daughter of James Long, Esq. of Draycott, who died in 1651,
and the tombs of Colonel William Duckett, who died in 1749;
Nathaniel Scott, Esq. who died in 1770, and Mary, wife of Sir
James Cockburn, Bart. who died in 1766.
Various tombs in the churchyard.
In the church-yard are the tombs of the following personss:—Samuel Bugby, merchant, who died in 1710, and Bartholomew
Hammond, Esq. who died in 1777; Peter, son of Claudius Fonnereau, LL.D. who died in 1759; John Marke, Esq. who died
in 1763; John Gray, Esq. who died in 1769; Nicholas Sprimont,
Esq. who died in 1771; Elizabeth, wife of Richard Hay, Esq.
who died in 1774; Rebecca, wife of John Bristow, Esq. who
died in 1775; John Crockatt, Esq. who died in 1777; the Reverend George Tilson, M.A. who died in 1778; and Anna Maria,
wife of John Bulley, Esq. who died in 1790.
The church of Petersham is dedicated to St. Peter, and is in
the diocese of Winchester and the deanery of Ewell. It was a
chapel of ease to Kingston upon Thames till the year 1769, when
by act of parliament it was separated from the mother-church;
and being consolidated with Kew they were made one vicarage,
as mentioned in the account of that parish. In the year 1266
divine service having been discontinued in the chapel of Petersham,
an agreement was made between the Prior of Merton and the
inhabitants of this parish, that a chaplain should officiate there
every Sunday, Wednesday, and Friday, on the following terms:—That the Prior and Convent should allow him a certain portion of grain annually out of the tithes; and that the parishioners,
on their part, should give him a bushel of rye for every virgate, or
ten acres of land (fn. 6) . In the year 1658 it was presented to the
commissioners appointed by Cromwell to inquire into the state

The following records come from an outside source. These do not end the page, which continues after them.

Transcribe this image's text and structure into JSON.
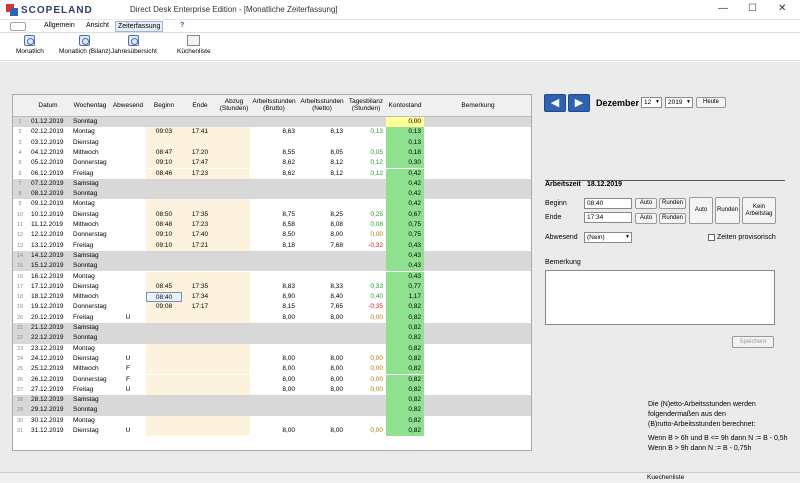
{
  "window": {
    "app": "SCOPELAND",
    "title": "Direct Desk Enterprise Edition - [Monatliche Zeiterfassung]",
    "min": "—",
    "max": "☐",
    "close": "✕"
  },
  "menu": {
    "m1": "Allgemein",
    "m2": "Ansicht",
    "m3": "Zeiterfassung",
    "help": "?"
  },
  "ribbon": {
    "b1": "Monatlich",
    "b2": "Monatlich (Bilanz)",
    "b3": "Jahresübersicht",
    "b4": "Küchenliste"
  },
  "table": {
    "headers": [
      "Datum",
      "Wochentag",
      "Abwesend",
      "Beginn",
      "Ende",
      "Abzug (Stunden)",
      "Arbeitsstunden (Brutto)",
      "Arbeitsstunden (Netto)",
      "Tagesbilanz (Stunden)",
      "Kontostand",
      "Bemerkung"
    ],
    "rows": [
      [
        "1",
        "01.12.2019",
        "Sonntag",
        "",
        "",
        "",
        "",
        "",
        "",
        "",
        "0,00"
      ],
      [
        "2",
        "02.12.2019",
        "Montag",
        "",
        "09:03",
        "17:41",
        "",
        "8,63",
        "8,13",
        "0,13",
        "0,13"
      ],
      [
        "3",
        "03.12.2019",
        "Dienstag",
        "",
        "",
        "",
        "",
        "",
        "",
        "",
        "0,13"
      ],
      [
        "4",
        "04.12.2019",
        "Mittwoch",
        "",
        "08:47",
        "17:20",
        "",
        "8,55",
        "8,05",
        "0,05",
        "0,18"
      ],
      [
        "5",
        "05.12.2019",
        "Donnerstag",
        "",
        "09:10",
        "17:47",
        "",
        "8,62",
        "8,12",
        "0,12",
        "0,30"
      ],
      [
        "6",
        "06.12.2019",
        "Freitag",
        "",
        "08:46",
        "17:23",
        "",
        "8,62",
        "8,12",
        "0,12",
        "0,42"
      ],
      [
        "7",
        "07.12.2019",
        "Samstag",
        "",
        "",
        "",
        "",
        "",
        "",
        "",
        "0,42"
      ],
      [
        "8",
        "08.12.2019",
        "Sonntag",
        "",
        "",
        "",
        "",
        "",
        "",
        "",
        "0,42"
      ],
      [
        "9",
        "09.12.2019",
        "Montag",
        "",
        "",
        "",
        "",
        "",
        "",
        "",
        "0,42"
      ],
      [
        "10",
        "10.12.2019",
        "Dienstag",
        "",
        "08:50",
        "17:35",
        "",
        "8,75",
        "8,25",
        "0,25",
        "0,67"
      ],
      [
        "11",
        "11.12.2019",
        "Mittwoch",
        "",
        "08:48",
        "17:23",
        "",
        "8,58",
        "8,08",
        "0,08",
        "0,75"
      ],
      [
        "12",
        "12.12.2019",
        "Donnerstag",
        "",
        "09:10",
        "17:40",
        "",
        "8,50",
        "8,00",
        "0,00",
        "0,75"
      ],
      [
        "13",
        "13.12.2019",
        "Freitag",
        "",
        "09:10",
        "17:21",
        "",
        "8,18",
        "7,68",
        "-0,32",
        "0,43"
      ],
      [
        "14",
        "14.12.2019",
        "Samstag",
        "",
        "",
        "",
        "",
        "",
        "",
        "",
        "0,43"
      ],
      [
        "15",
        "15.12.2019",
        "Sonntag",
        "",
        "",
        "",
        "",
        "",
        "",
        "",
        "0,43"
      ],
      [
        "16",
        "16.12.2019",
        "Montag",
        "",
        "",
        "",
        "",
        "",
        "",
        "",
        "0,43"
      ],
      [
        "17",
        "17.12.2019",
        "Dienstag",
        "",
        "08:45",
        "17:35",
        "",
        "8,83",
        "8,33",
        "0,33",
        "0,77"
      ],
      [
        "18",
        "18.12.2019",
        "Mittwoch",
        "",
        "08:40",
        "17:34",
        "",
        "8,90",
        "8,40",
        "0,40",
        "1,17"
      ],
      [
        "19",
        "19.12.2019",
        "Donnerstag",
        "",
        "09:08",
        "17:17",
        "",
        "8,15",
        "7,65",
        "-0,35",
        "0,82"
      ],
      [
        "20",
        "20.12.2019",
        "Freitag",
        "U",
        "",
        "",
        "",
        "8,00",
        "8,00",
        "0,00",
        "0,82"
      ],
      [
        "21",
        "21.12.2019",
        "Samstag",
        "",
        "",
        "",
        "",
        "",
        "",
        "",
        "0,82"
      ],
      [
        "22",
        "22.12.2019",
        "Sonntag",
        "",
        "",
        "",
        "",
        "",
        "",
        "",
        "0,82"
      ],
      [
        "23",
        "23.12.2019",
        "Montag",
        "",
        "",
        "",
        "",
        "",
        "",
        "",
        "0,82"
      ],
      [
        "24",
        "24.12.2019",
        "Dienstag",
        "U",
        "",
        "",
        "",
        "8,00",
        "8,00",
        "0,00",
        "0,82"
      ],
      [
        "25",
        "25.12.2019",
        "Mittwoch",
        "F",
        "",
        "",
        "",
        "8,00",
        "8,00",
        "0,00",
        "0,82"
      ],
      [
        "26",
        "26.12.2019",
        "Donnerstag",
        "F",
        "",
        "",
        "",
        "8,00",
        "8,00",
        "0,00",
        "0,82"
      ],
      [
        "27",
        "27.12.2019",
        "Freitag",
        "U",
        "",
        "",
        "",
        "8,00",
        "8,00",
        "0,00",
        "0,82"
      ],
      [
        "28",
        "28.12.2019",
        "Samstag",
        "",
        "",
        "",
        "",
        "",
        "",
        "",
        "0,82"
      ],
      [
        "29",
        "29.12.2019",
        "Sonntag",
        "",
        "",
        "",
        "",
        "",
        "",
        "",
        "0,82"
      ],
      [
        "30",
        "30.12.2019",
        "Montag",
        "",
        "",
        "",
        "",
        "",
        "",
        "",
        "0,82"
      ],
      [
        "31",
        "31.12.2019",
        "Dienstag",
        "U",
        "",
        "",
        "",
        "8,00",
        "8,00",
        "0,00",
        "0,82"
      ]
    ]
  },
  "nav": {
    "prev": "◀",
    "next": "▶",
    "month": "Dezember",
    "month_num": "12",
    "year": "2019",
    "today": "Heute"
  },
  "detail": {
    "heading": "Arbeitszeit",
    "date": "18.12.2019",
    "beginn_label": "Beginn",
    "beginn": "08:40",
    "ende_label": "Ende",
    "ende": "17:34",
    "auto": "Auto",
    "runden": "Runden",
    "auto_big": "Auto",
    "runden_big": "Runden",
    "kein": "Kein Arbeitstag",
    "abwesend_label": "Abwesend",
    "abwesend": "(Nein)",
    "provisorisch": "Zeiten provisorisch",
    "bemerkung_label": "Bemerkung",
    "save": "Speichern"
  },
  "note": {
    "l1": "Die (N)etto-Arbeitsstunden werden",
    "l2": "folgendermaßen aus den",
    "l3": "(B)rutto-Arbeitsstunden berechnet:",
    "l4": "Wenn B > 6h und B <= 9h dann N := B - 0,5h",
    "l5": "Wenn B > 9h dann N := B - 0,75h"
  },
  "status": {
    "text": "Kuechenliste"
  }
}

of ecclesiastical benefices, that Petersham was a small chapel dependant on Kingston; that the tithes were worth about 5l. per
annum; and that it was without a settled curate. It was determined therefore, that Petersham should be made a separate and
distinct parish; that the hamlets of Ham and Hacche should be
annexed to it; and that all the tithes should be appropriated to
the maintenance of the minister (fn. 7) . The present incumbent is the
Reverend William Foster.
The parish register begins in 1570; but the early part is very
Comparative state of population.
||Average of Baptisms.
||Average of Burials.
The increase of population may be ascertained in some measure
by the average of baptisms; that of burials is a very uncertain
criterion, as in some years more than two-thirds of the latter are
brought from neighbouring parishes.
The present number of houses is 53.
The following entry of the marriage of the Duke and Duchess
of Lauderdale seems worth recording:
Marriage of the Duke and Duchess of Lauderdale.
"The ryght honorable John Earl of Lauderdale (fn. 8) . was married to
the ryght honorable Elizabeth Countesse of Desert, by the Reverend Father in God (Walter) Lord Bishop of Worcester, in the
church of Petersham, on the 17th day of Februarie 1671–2,
publiquely in the time of reading the common-prayer; and gave
the carpet, pulpit-cloth, and cushion."
The Duchess of Lauderdale was buried in the church of Petersham June 16, 1696. There is no monument to her memory.
Instance of longevity.
The following instance of longevity occurs in the register:
Mr. Hugh Sims, aged 100, was buried Dec. 10, 1789.
Mr. Henry Smith left the sum of 4l. per annum to the poor
of this parish.